These are my 2 favourite combinations, but the sky’s the limit.

1 large cabbage head (any kind except wombok)

2-2.5 tablespoons of sea salt

2 cloves garlic (finely chopped)

1 heaped tablespoon turmeric powder

2 teaspoons grated ginger

2 small birdseye chillies (finely chopped)


1 large cabbage head

1 Granny smith apple (julienned)

2 cloves of garlic (finely chopped)

2 tablespoons fresh dill (finely chopped)


Peel off outer leaves of the cabbage and place to the side for later use.  Cut the cabbage into quarters and remove the core. Thinly slice cabbage and place into a large bowl.

Add sea salt and start massaging the cabbage by squeezing it like a stress ball.  This will take 10-15 minutes, continue until the cabbage becomes soft and the water is drawn out by the salt.  At first it may seem like you’re to getting anywhere, but you will! Keep massaging until there is enough liquid to cover the cabbage when you press down.

Add any herbs, spices apple etc. at this stage or leave plain. Mix well.

Place in a glass jar (or jars) and press down on cabbage to ensure it’s completely submerged in the liquid.

Place a piece of cabbage leaf (the ones saved earlier) of the top of the mixture to cover and help keep mixture submerged.  Press this top leaf down to immerse.

Ensure you leave a couple of centimetres from the top of the jar to the top of the liquid.

Seal jar tightly with airtight lid and store out of direct sunlight.  Make sure you place an old towel or dish under the jar to catch any liquid.  Don’t worry if your jars get lots of leakage, this simply means that your sauerkraut is happily fermenting. Sauerkraut is usually ready after 1-2 weeks, though it can take longer in cooler weather.  Taste it to see if you like it, when you do, transfer to fridge.  If you’d like stronger flavours, keep fermenting up to 4-6 weeks and increase your happy little probiotics.

Peace, love and wellness,

Mandah xo

Wild Fermentation – A how to guide

Wild Fermentation - A how to guide
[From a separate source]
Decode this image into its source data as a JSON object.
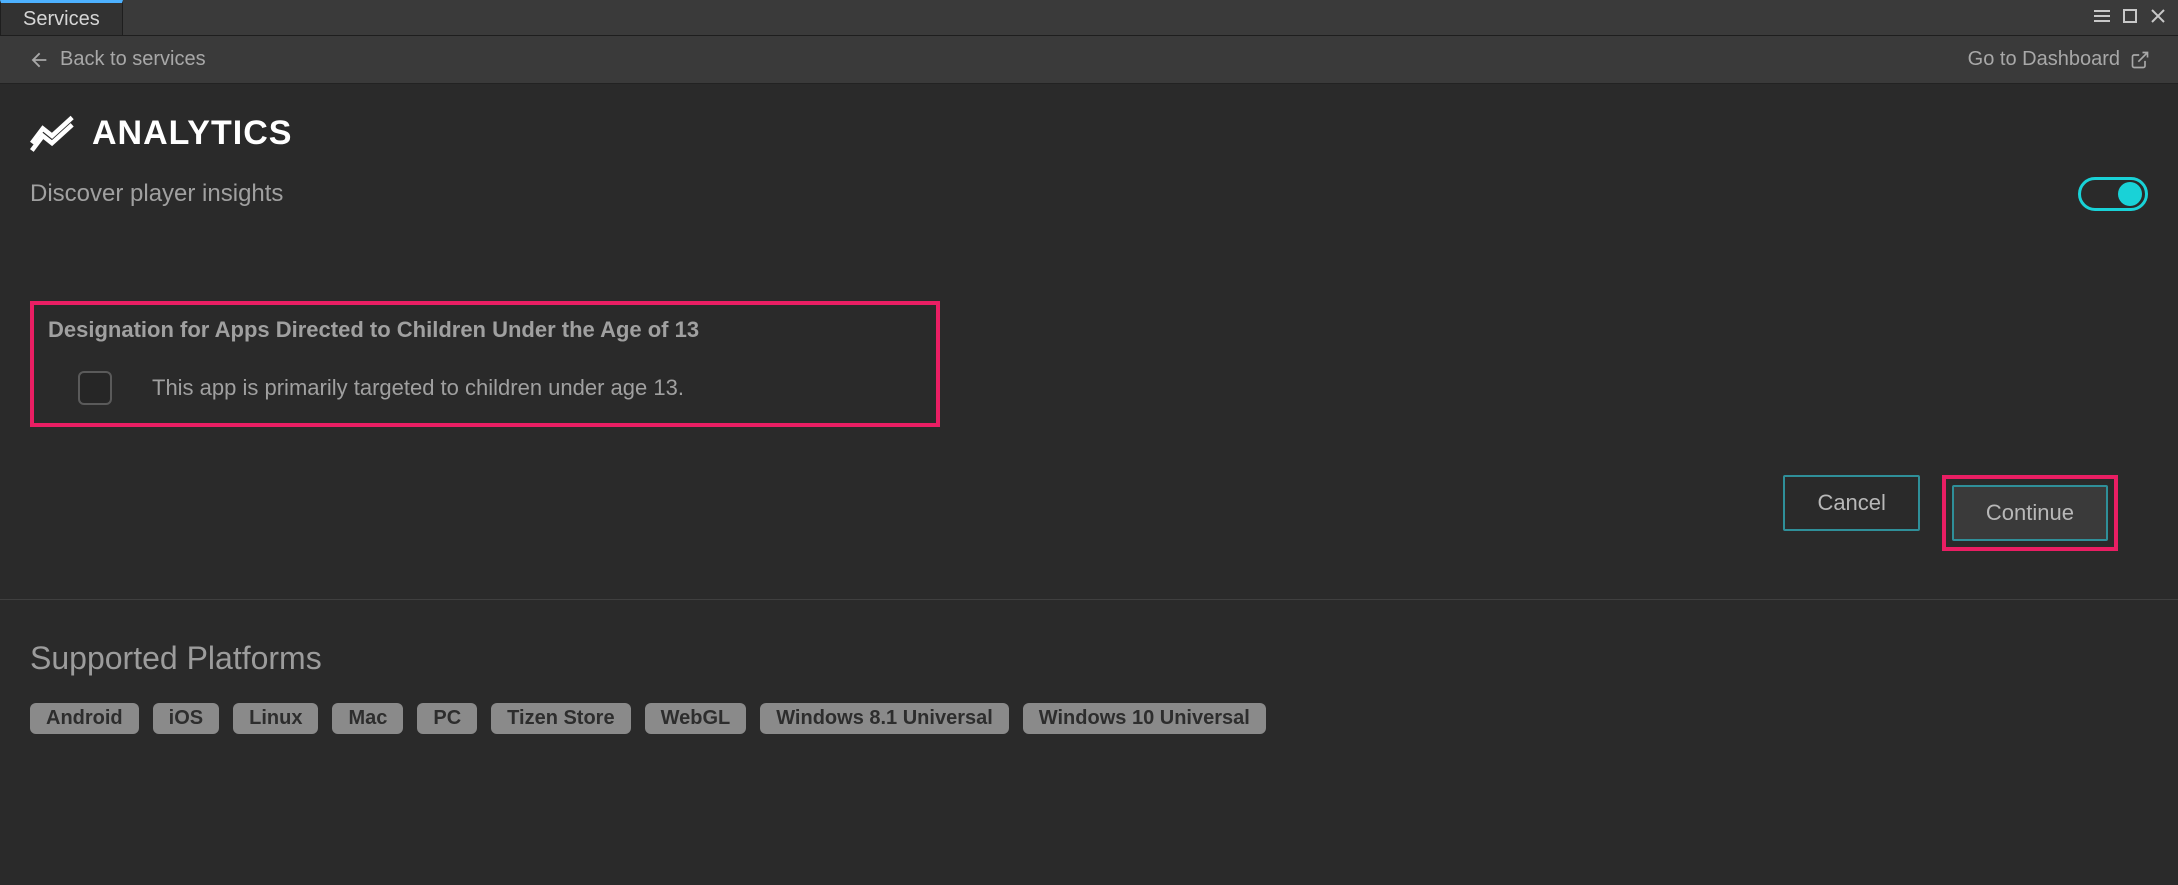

6-8 medium sized carrots (or vegetables of your choice), topped and tailed then cut into sticks
1-2 tablespoons fresh herbs (dill and coriander are my favourites for this)
4 cloves of peeled Australian garlic
2 tablespoons himalayan/sea salt (please note that you cannot use table salt for this)
1 litre filtered water
1L glass jar with lid


1. Mix sea salt with filtered water and stir until dissolved.

2. Place half the herbs and garlic in the bottom of the jar and add the carrot sticks.

3. Pour salt water over the carrots and ensure they are completely submerged.

4. Add remaining garlic and herbs.

5. Leave in a warm place away from direct sunlight, on top of a cloth or paper towel to absorb any spillage.

6. The fermentation process takes 3-5 days, depending on the temperature. The warmer the weather, the sooner they’re ready. The best way to tell if they’re ready is by tasting them, don’t be scared! Ferment them until they taste good to you. If you see bubbling, great! This means your veggies are happily fermenting.

7. Once they’re ready, store in the refrigerator indefinitely.


Carrots are best kept crunchy (the longer you ferment them, the softer they will become). I use this method for many different vegetables, including cucumber (which will become like gherkins), eggplant, beetroot, garlic and cauliflower.

During the fermentation process there will be a build up of gas in the jars. To avoid an explosion, it is important to “burp” the jars by opening the lid every few days to release the gases.

Peace, love and health,

Mandah xo